» How to complete this task: In your copy, include every line of the listing below exactly but none of the pictures.

» Provided data:

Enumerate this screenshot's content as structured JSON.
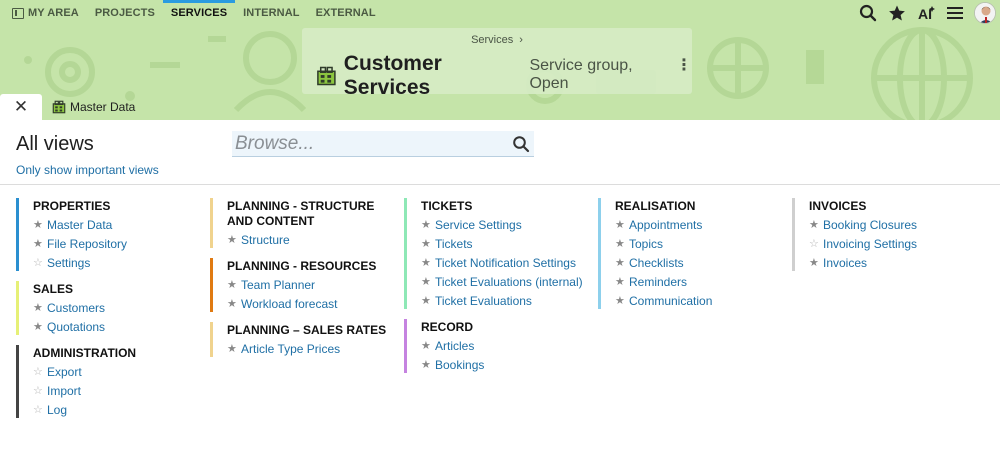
{
  "nav": {
    "items": [
      {
        "label": "MY AREA",
        "active": false
      },
      {
        "label": "PROJECTS",
        "active": false
      },
      {
        "label": "SERVICES",
        "active": true
      },
      {
        "label": "INTERNAL",
        "active": false
      },
      {
        "label": "EXTERNAL",
        "active": false
      }
    ]
  },
  "header_actions": [
    "search-icon",
    "star-icon",
    "ai-icon",
    "menu-icon",
    "avatar"
  ],
  "breadcrumb": {
    "label": "Services",
    "separator": "›"
  },
  "title": {
    "main": "Customer Services",
    "subtitle": "Service group, Open",
    "kebab": "⋮"
  },
  "tabs": {
    "close": "✕",
    "master_data": "Master Data"
  },
  "main": {
    "heading": "All views",
    "important_link": "Only show important views",
    "browse_placeholder": "Browse..."
  },
  "colors": {
    "header_bg": "#c5e4a9",
    "link": "#1f6fa5",
    "active_nav_bar": "#2a9be0"
  },
  "columns": [
    {
      "groups": [
        {
          "title": "PROPERTIES",
          "color": "#2a8fd0",
          "items": [
            {
              "label": "Master Data",
              "starred": true
            },
            {
              "label": "File Repository",
              "starred": true
            },
            {
              "label": "Settings",
              "starred": false
            }
          ]
        },
        {
          "title": "SALES",
          "color": "#e6f077",
          "items": [
            {
              "label": "Customers",
              "starred": true
            },
            {
              "label": "Quotations",
              "starred": true
            }
          ]
        },
        {
          "title": "ADMINISTRATION",
          "color": "#444444",
          "items": [
            {
              "label": "Export",
              "starred": false
            },
            {
              "label": "Import",
              "starred": false
            },
            {
              "label": "Log",
              "starred": false
            }
          ]
        }
      ]
    },
    {
      "groups": [
        {
          "title": "PLANNING - STRUCTURE AND CONTENT",
          "color": "#f0d38e",
          "items": [
            {
              "label": "Structure",
              "starred": true
            }
          ]
        },
        {
          "title": "PLANNING - RESOURCES",
          "color": "#e07a12",
          "items": [
            {
              "label": "Team Planner",
              "starred": true
            },
            {
              "label": "Workload forecast",
              "starred": true
            }
          ]
        },
        {
          "title": "PLANNING – SALES RATES",
          "color": "#f0d38e",
          "items": [
            {
              "label": "Article Type Prices",
              "starred": true
            }
          ]
        }
      ]
    },
    {
      "groups": [
        {
          "title": "TICKETS",
          "color": "#8ee8b6",
          "items": [
            {
              "label": "Service Settings",
              "starred": true
            },
            {
              "label": "Tickets",
              "starred": true
            },
            {
              "label": "Ticket Notification Settings",
              "starred": true
            },
            {
              "label": "Ticket Evaluations (internal)",
              "starred": true
            },
            {
              "label": "Ticket Evaluations",
              "starred": true
            }
          ]
        },
        {
          "title": "RECORD",
          "color": "#c583e0",
          "items": [
            {
              "label": "Articles",
              "starred": true
            },
            {
              "label": "Bookings",
              "starred": true
            }
          ]
        }
      ]
    },
    {
      "groups": [
        {
          "title": "REALISATION",
          "color": "#8dd0ec",
          "items": [
            {
              "label": "Appointments",
              "starred": true
            },
            {
              "label": "Topics",
              "starred": true
            },
            {
              "label": "Checklists",
              "starred": true
            },
            {
              "label": "Reminders",
              "starred": true
            },
            {
              "label": "Communication",
              "starred": true
            }
          ]
        }
      ]
    },
    {
      "groups": [
        {
          "title": "INVOICES",
          "color": "#cfcfcf",
          "items": [
            {
              "label": "Booking Closures",
              "starred": true
            },
            {
              "label": "Invoicing Settings",
              "starred": false
            },
            {
              "label": "Invoices",
              "starred": true
            }
          ]
        }
      ]
    }
  ]
}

» Task answer:
Enumerate this screenshot's content as structured JSON.
{
  "nav": {
    "items": [
      {
        "label": "MY AREA",
        "active": false
      },
      {
        "label": "PROJECTS",
        "active": false
      },
      {
        "label": "SERVICES",
        "active": true
      },
      {
        "label": "INTERNAL",
        "active": false
      },
      {
        "label": "EXTERNAL",
        "active": false
      }
    ]
  },
  "header_actions": [
    "search-icon",
    "star-icon",
    "ai-icon",
    "menu-icon",
    "avatar"
  ],
  "breadcrumb": {
    "label": "Services",
    "separator": "›"
  },
  "title": {
    "main": "Customer Services",
    "subtitle": "Service group, Open",
    "kebab": "⋮"
  },
  "tabs": {
    "close": "✕",
    "master_data": "Master Data"
  },
  "main": {
    "heading": "All views",
    "important_link": "Only show important views",
    "browse_placeholder": "Browse..."
  },
  "colors": {
    "header_bg": "#c5e4a9",
    "link": "#1f6fa5",
    "active_nav_bar": "#2a9be0"
  },
  "columns": [
    {
      "groups": [
        {
          "title": "PROPERTIES",
          "color": "#2a8fd0",
          "items": [
            {
              "label": "Master Data",
              "starred": true
            },
            {
              "label": "File Repository",
              "starred": true
            },
            {
              "label": "Settings",
              "starred": false
            }
          ]
        },
        {
          "title": "SALES",
          "color": "#e6f077",
          "items": [
            {
              "label": "Customers",
              "starred": true
            },
            {
              "label": "Quotations",
              "starred": true
            }
          ]
        },
        {
          "title": "ADMINISTRATION",
          "color": "#444444",
          "items": [
            {
              "label": "Export",
              "starred": false
            },
            {
              "label": "Import",
              "starred": false
            },
            {
              "label": "Log",
              "starred": false
            }
          ]
        }
      ]
    },
    {
      "groups": [
        {
          "title": "PLANNING - STRUCTURE AND CONTENT",
          "color": "#f0d38e",
          "items": [
            {
              "label": "Structure",
              "starred": true
            }
          ]
        },
        {
          "title": "PLANNING - RESOURCES",
          "color": "#e07a12",
          "items": [
            {
              "label": "Team Planner",
              "starred": true
            },
            {
              "label": "Workload forecast",
              "starred": true
            }
          ]
        },
        {
          "title": "PLANNING – SALES RATES",
          "color": "#f0d38e",
          "items": [
            {
              "label": "Article Type Prices",
              "starred": true
            }
          ]
        }
      ]
    },
    {
      "groups": [
        {
          "title": "TICKETS",
          "color": "#8ee8b6",
          "items": [
            {
              "label": "Service Settings",
              "starred": true
            },
            {
              "label": "Tickets",
              "starred": true
            },
            {
              "label": "Ticket Notification Settings",
              "starred": true
            },
            {
              "label": "Ticket Evaluations (internal)",
              "starred": true
            },
            {
              "label": "Ticket Evaluations",
              "starred": true
            }
          ]
        },
        {
          "title": "RECORD",
          "color": "#c583e0",
          "items": [
            {
              "label": "Articles",
              "starred": true
            },
            {
              "label": "Bookings",
              "starred": true
            }
          ]
        }
      ]
    },
    {
      "groups": [
        {
          "title": "REALISATION",
          "color": "#8dd0ec",
          "items": [
            {
              "label": "Appointments",
              "starred": true
            },
            {
              "label": "Topics",
              "starred": true
            },
            {
              "label": "Checklists",
              "starred": true
            },
            {
              "label": "Reminders",
              "starred": true
            },
            {
              "label": "Communication",
              "starred": true
            }
          ]
        }
      ]
    },
    {
      "groups": [
        {
          "title": "INVOICES",
          "color": "#cfcfcf",
          "items": [
            {
              "label": "Booking Closures",
              "starred": true
            },
            {
              "label": "Invoicing Settings",
              "starred": false
            },
            {
              "label": "Invoices",
              "starred": true
            }
          ]
        }
      ]
    }
  ]
}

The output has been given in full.